Major moon on a geosynchronous orbit of a planet (20 hours)

So, here are the characteristics of the planet:

• 1.16 times earth mass.
• rotational period of 20 hours.
• it orbits a star of 1.1 solar masses at 1.02 AU.

I want to know if it is possible to have a moon (like earth's moon) on this orbit (geosynchronous), and also if the planet could sustain life or how would the moon affect the planet's magnetic field and tides.

Thanks!

• 1) we take 1 question per post 2) you haven't given the rotation period of the planet 3) have you done any research on your own? Wikipedia has a dedicated page to this precis topic
– L.Dutch
Commented Mar 3, 2022 at 20:49
• The geosynchronous orbit also depends on the speed of rotation; as an example, if Earth's rotational period ("day") was something other than the 24 hours that it is, the altitude of the geosync orbit would be something other than the 22,300 miles that it is. Commented Mar 3, 2022 at 20:52
• This reads like a physics homework problem I did in college. Commented Mar 3, 2022 at 21:27
• This feels very much like a homework maths question. A moon in geostationary orbit is certainly possible. The actual calculations(if you need that sort of pendantic detail) for your story world are up to you! Most readers/players would just agree to go along with your storyline of a geostationary moon. They don't need the maths. Commented Mar 3, 2022 at 21:31

I want to know if it is possible to have a moon (like earth's moon) on this orbit (geosynchronous)

Yes. This is, in fact, the equilibrium state. Earth's Moon will eventually (in another few billion years) be in a geosynchronous orbit, due to Earth's rotation slowing as the Moon's orbit recedes.

and also if the planet could sustain life

As long as other properties are favorable. Nothing here is a dealbreaker.

or how would the moon affect the planet's magnetic field and tides.

There will be no lunar tides; or rather, the lunar tides will be completely static, so all the inhabitants will notice is the solar tides. There should be no effect on the planet's magnetic field.
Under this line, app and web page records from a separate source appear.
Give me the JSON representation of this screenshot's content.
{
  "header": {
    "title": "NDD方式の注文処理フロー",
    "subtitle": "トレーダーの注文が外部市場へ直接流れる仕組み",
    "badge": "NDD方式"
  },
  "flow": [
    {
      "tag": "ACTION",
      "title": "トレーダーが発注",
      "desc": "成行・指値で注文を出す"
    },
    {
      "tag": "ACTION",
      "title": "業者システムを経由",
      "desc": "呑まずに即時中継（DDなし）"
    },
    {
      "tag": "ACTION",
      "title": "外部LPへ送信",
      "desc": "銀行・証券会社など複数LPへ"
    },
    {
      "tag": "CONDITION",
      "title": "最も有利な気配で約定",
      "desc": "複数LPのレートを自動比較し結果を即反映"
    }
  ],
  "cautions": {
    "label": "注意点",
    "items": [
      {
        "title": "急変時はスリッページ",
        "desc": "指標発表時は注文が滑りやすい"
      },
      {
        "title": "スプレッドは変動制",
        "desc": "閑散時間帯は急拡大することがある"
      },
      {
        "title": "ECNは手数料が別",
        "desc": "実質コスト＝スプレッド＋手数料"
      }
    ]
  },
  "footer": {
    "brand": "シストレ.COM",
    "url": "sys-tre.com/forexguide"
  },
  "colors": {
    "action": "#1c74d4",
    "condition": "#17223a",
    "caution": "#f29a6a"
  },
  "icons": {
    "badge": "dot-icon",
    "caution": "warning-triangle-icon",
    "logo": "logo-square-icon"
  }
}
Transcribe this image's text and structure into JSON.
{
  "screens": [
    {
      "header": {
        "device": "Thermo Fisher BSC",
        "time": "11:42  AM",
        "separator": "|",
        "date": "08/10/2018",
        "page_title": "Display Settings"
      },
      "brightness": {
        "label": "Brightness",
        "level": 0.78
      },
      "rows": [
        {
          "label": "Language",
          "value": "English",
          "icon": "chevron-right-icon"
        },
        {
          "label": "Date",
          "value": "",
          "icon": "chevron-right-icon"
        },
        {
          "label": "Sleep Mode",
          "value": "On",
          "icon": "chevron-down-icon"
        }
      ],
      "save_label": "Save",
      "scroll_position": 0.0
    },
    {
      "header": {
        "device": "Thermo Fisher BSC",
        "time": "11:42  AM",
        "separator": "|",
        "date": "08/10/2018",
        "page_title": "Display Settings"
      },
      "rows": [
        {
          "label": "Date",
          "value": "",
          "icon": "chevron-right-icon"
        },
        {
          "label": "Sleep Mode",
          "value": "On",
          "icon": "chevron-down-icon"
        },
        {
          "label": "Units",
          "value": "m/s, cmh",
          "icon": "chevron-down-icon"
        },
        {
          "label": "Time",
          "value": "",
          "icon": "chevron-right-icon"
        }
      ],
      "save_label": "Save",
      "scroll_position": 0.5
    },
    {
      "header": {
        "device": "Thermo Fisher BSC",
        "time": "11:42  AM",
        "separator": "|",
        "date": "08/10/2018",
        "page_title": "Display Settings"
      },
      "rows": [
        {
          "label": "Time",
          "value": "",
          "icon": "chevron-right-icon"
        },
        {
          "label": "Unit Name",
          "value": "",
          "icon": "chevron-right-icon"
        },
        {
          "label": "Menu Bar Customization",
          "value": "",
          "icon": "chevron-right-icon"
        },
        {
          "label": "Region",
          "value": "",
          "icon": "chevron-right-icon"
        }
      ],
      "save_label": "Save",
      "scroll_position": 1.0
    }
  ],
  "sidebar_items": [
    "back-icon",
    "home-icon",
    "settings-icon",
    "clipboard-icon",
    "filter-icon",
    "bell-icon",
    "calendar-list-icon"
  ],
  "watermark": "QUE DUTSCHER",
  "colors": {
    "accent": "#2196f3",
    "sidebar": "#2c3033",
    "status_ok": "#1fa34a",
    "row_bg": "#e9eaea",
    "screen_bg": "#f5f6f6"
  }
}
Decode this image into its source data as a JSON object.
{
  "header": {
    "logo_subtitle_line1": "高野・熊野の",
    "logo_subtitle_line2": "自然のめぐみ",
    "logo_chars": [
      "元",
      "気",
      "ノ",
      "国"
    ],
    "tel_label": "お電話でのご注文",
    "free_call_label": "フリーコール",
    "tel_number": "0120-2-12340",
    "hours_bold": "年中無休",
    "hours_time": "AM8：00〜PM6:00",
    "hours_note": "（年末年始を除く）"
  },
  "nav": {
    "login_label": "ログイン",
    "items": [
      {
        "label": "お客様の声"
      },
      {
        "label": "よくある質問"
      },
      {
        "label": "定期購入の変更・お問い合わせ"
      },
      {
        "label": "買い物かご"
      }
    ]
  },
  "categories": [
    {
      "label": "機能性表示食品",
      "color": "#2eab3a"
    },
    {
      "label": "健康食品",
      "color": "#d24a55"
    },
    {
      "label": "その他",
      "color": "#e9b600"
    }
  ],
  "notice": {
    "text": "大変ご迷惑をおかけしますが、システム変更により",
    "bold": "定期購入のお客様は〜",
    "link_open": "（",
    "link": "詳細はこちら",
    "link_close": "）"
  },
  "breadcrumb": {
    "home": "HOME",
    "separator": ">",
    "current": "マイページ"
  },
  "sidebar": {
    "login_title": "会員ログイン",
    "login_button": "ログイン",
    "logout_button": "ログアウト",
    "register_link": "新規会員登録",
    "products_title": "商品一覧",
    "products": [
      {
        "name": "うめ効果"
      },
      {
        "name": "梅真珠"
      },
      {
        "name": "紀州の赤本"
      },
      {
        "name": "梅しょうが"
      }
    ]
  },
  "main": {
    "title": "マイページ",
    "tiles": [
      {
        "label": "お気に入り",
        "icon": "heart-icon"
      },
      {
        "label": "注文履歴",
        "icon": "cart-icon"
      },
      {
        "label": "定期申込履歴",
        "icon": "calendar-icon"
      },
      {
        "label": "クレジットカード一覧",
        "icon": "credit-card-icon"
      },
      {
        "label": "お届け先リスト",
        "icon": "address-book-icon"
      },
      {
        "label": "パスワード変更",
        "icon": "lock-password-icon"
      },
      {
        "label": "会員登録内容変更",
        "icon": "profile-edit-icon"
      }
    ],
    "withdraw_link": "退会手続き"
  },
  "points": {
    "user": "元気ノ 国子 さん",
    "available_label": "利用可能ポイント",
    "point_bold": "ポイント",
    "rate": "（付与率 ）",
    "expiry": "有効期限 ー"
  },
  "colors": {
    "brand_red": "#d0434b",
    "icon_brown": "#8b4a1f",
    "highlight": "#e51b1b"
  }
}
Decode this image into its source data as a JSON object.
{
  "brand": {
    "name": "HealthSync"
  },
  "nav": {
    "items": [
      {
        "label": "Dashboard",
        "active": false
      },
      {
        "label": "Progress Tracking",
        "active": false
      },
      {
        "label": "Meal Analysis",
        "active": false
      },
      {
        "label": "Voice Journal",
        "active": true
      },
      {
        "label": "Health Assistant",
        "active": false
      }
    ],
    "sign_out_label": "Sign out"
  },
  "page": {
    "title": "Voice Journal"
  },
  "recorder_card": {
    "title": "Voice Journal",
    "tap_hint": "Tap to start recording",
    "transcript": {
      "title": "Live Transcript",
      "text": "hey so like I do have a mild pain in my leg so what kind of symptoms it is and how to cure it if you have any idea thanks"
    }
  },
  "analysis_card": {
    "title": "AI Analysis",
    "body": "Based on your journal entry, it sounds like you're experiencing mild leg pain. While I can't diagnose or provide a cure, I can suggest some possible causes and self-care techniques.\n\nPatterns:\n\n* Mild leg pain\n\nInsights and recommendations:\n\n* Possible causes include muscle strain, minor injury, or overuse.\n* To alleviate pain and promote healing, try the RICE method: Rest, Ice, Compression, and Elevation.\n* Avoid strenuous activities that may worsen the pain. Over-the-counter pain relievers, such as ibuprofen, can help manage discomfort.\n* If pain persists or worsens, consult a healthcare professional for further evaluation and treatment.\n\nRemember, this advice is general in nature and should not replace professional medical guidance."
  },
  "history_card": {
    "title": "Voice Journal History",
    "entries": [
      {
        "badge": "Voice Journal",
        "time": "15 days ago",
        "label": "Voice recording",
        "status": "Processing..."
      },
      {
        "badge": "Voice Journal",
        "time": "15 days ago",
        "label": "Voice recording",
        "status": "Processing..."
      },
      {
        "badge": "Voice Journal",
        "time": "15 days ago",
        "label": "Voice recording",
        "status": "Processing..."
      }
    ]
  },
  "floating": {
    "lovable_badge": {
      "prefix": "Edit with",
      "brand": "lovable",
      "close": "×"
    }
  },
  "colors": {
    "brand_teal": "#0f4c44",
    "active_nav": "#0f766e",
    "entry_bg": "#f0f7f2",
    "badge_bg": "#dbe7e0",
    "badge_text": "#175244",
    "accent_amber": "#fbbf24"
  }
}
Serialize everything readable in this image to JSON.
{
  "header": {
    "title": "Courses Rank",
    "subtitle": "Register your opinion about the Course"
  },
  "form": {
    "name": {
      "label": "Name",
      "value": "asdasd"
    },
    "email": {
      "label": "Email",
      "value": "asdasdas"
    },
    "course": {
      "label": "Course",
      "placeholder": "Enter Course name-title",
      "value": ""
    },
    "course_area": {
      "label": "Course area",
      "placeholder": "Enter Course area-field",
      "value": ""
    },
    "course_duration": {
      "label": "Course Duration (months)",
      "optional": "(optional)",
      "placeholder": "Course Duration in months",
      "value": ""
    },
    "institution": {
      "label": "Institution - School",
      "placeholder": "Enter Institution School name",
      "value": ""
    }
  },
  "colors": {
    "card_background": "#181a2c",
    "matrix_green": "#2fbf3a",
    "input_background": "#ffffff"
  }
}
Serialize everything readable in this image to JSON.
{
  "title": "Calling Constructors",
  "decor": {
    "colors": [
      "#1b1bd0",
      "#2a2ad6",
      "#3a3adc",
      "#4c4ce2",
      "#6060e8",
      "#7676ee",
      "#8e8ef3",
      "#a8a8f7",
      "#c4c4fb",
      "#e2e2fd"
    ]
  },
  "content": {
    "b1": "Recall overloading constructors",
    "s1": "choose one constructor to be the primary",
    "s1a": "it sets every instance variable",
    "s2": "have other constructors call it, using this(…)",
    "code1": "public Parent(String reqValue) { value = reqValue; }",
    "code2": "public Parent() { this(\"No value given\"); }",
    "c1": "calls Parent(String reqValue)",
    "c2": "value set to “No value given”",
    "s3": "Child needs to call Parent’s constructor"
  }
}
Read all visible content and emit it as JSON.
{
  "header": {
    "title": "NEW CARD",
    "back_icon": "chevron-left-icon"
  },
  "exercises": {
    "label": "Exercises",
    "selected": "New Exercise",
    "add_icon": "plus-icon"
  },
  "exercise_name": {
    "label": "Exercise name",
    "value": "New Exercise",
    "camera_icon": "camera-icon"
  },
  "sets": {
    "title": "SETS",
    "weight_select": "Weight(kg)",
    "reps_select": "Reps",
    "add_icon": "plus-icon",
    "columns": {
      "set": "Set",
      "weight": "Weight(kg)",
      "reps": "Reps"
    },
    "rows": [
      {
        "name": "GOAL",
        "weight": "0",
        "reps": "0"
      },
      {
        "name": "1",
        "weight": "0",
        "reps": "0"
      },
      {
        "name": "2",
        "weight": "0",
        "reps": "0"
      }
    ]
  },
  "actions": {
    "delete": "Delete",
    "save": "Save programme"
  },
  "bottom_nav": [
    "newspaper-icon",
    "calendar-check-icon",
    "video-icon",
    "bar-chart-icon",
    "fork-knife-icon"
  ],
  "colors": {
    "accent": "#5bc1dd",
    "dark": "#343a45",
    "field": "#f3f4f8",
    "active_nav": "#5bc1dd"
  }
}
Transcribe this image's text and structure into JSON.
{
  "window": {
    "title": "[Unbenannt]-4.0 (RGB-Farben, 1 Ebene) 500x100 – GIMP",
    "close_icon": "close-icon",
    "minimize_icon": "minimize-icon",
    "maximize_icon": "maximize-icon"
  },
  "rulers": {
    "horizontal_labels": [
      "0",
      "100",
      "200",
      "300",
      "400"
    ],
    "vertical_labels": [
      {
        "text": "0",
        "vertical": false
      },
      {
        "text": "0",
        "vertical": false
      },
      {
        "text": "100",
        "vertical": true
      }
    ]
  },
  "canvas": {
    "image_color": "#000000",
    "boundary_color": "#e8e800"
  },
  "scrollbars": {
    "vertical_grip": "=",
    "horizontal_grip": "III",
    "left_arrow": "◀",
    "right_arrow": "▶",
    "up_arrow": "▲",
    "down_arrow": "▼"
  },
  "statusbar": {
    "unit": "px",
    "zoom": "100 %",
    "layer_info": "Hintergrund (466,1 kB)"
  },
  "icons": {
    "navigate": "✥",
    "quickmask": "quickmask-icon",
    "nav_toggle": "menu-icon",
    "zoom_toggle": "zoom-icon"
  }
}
• Remarkable answer, for me it's counter-intuitive. I didn't downvote, but I wonder.. do you mean equilibrium (stable) orbit of only 20 hours ? would Earth's heavy moon come so close and cause no tides ? We could find our moon in a 24 hours orbit, e.g. some 300.000 years after its formation. But while it sits at that point, the moon will have to go outward. And while doing that, the month would lengthen, rather than shorten. Some sources/links would be nice, I'd upvote it. Commented Mar 3, 2022 at 22:57
• @Goodies When our Moon had a 24-hour orbit, the Earth spun a lot faster. That's why the Moon continues to move outwards. Just fiddle with the initial angular momentum in the system at formation, and there's no reason why migration couldn't stop with a mutual tidal lock at a period of 20 hours. There will be significant tidal distortion, but if the tidal bulge never moves, you won't get cyclic ocean tides. Commented Mar 4, 2022 at 0:03